Garden partnership promotes healthy eating
Family and Consumer Sciences Extension Agent
In the fall of 2015, Marion FFA chapter received a two acre parcel of land from the Marion school district with the intent to start a community garden. After months of grant writing, planning, and recruiting volunteers, the community garden was established.
The spring of 2016 was spent working the land and planting various kinds of produce. As the gardening season progressed, several volunteers along with the FFA chapter harvested produce including corn, potatoes, summer squash, beets, onions, and carrots. This produce was donated to Marion County Resource Center Food Bank.
In the fall of 2016, Marion County’s K-State Research and Extension Office received the Supplemental Nutrition Assistance Program Education grant. The goal of the grant is to provide nutrition education to individuals and families who receive food assistance or who are eligible to receive food assistance. We provided nutrition education through food demonstrations for people at the food bank.
The grant provided fiscal assistance to the community garden by purchasing plants and seedlings for the 2017 harvesting season. The produce purchased included tomatoes, peppers, lettuce, asparagus, strawberries, rhubarb, sweet potatoes, carrots, beets, radishes, turnips, Swiss chard, squash, and sweet corn.
Volunteers Pam Byer and Gordon Malin assisted the FFA chapter in planting the seedlings and plants.
Two weeks ago, the community garden harvested the final crops of the season. The garden has played a major role in providing access to fresh produce for neighbors at the food bank. This year alone, the garden has donated more than 1,800 pounds of fresh fruits and vegetables. This is important because studies have shown that access to healthy foods plays a significant role in healthy eating habits for an individual’s overall health.
As the harvesting season comes to an end in the garden, it is a great time to think about how we as a community can continue to support access to healthy food at the food bank.
When donating food to a food bank, it is important to not just “clean out your cupboard” and donate the foods that you don’t want or can’t use anymore. Try donating foods that would fill a healthy and safe plate for the consumer.
Cash donations allow food banks to buy food in bulk much more cheaply than consumers and purchase items needed by their clients.
Give the gift of health this holiday season by providing nutrient-rich non-perishable food items to people in need. From now until Dec. 21, the extension office will be collecting healthful donations for the food bank.

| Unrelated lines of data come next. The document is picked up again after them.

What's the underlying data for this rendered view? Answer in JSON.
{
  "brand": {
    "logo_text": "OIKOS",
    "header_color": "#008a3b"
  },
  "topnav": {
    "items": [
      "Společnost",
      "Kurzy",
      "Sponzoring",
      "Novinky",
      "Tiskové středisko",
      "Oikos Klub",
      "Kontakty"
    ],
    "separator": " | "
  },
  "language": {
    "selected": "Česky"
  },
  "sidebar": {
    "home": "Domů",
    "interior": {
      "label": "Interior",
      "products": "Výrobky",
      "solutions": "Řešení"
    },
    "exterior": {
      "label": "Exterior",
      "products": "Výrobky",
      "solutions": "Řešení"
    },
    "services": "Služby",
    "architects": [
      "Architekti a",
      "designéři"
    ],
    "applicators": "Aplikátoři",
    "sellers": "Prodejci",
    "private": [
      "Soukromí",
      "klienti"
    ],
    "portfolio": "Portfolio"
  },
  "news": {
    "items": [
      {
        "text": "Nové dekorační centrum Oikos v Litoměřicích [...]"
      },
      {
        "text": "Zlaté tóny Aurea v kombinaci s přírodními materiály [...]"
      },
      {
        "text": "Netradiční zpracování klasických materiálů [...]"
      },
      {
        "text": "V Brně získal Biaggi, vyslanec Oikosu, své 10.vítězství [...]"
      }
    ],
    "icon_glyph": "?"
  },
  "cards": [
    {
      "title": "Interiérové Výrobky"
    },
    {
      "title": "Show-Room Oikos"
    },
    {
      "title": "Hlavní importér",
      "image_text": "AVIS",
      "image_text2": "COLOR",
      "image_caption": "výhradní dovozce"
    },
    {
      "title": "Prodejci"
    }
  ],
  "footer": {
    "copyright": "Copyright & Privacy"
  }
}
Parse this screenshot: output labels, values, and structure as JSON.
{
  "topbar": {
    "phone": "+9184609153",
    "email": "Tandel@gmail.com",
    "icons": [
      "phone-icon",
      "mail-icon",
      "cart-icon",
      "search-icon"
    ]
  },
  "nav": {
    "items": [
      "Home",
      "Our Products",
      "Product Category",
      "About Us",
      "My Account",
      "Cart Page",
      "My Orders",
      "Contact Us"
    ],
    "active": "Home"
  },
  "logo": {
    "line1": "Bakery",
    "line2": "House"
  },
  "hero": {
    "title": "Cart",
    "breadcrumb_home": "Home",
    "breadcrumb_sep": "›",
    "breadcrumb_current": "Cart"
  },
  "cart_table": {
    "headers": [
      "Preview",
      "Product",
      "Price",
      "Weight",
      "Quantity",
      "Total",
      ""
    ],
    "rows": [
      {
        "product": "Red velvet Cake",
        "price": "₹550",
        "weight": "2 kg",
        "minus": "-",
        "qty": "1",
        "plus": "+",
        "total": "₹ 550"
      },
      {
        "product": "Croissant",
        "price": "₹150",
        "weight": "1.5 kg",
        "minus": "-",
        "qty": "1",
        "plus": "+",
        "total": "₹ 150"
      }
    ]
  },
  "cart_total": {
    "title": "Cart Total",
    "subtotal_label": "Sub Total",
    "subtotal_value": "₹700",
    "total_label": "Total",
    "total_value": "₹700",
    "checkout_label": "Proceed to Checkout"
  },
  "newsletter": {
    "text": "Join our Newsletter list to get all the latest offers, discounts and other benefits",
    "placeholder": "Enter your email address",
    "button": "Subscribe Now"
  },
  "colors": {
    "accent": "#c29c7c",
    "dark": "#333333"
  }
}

Our office is open from 8 a.m. to 5 p.m. and is located at 202 S. 3rd St. in Marion. If you have any questions about healthful donations, please call our office at (620) 382-2325.
Last modified Nov. 22, 2017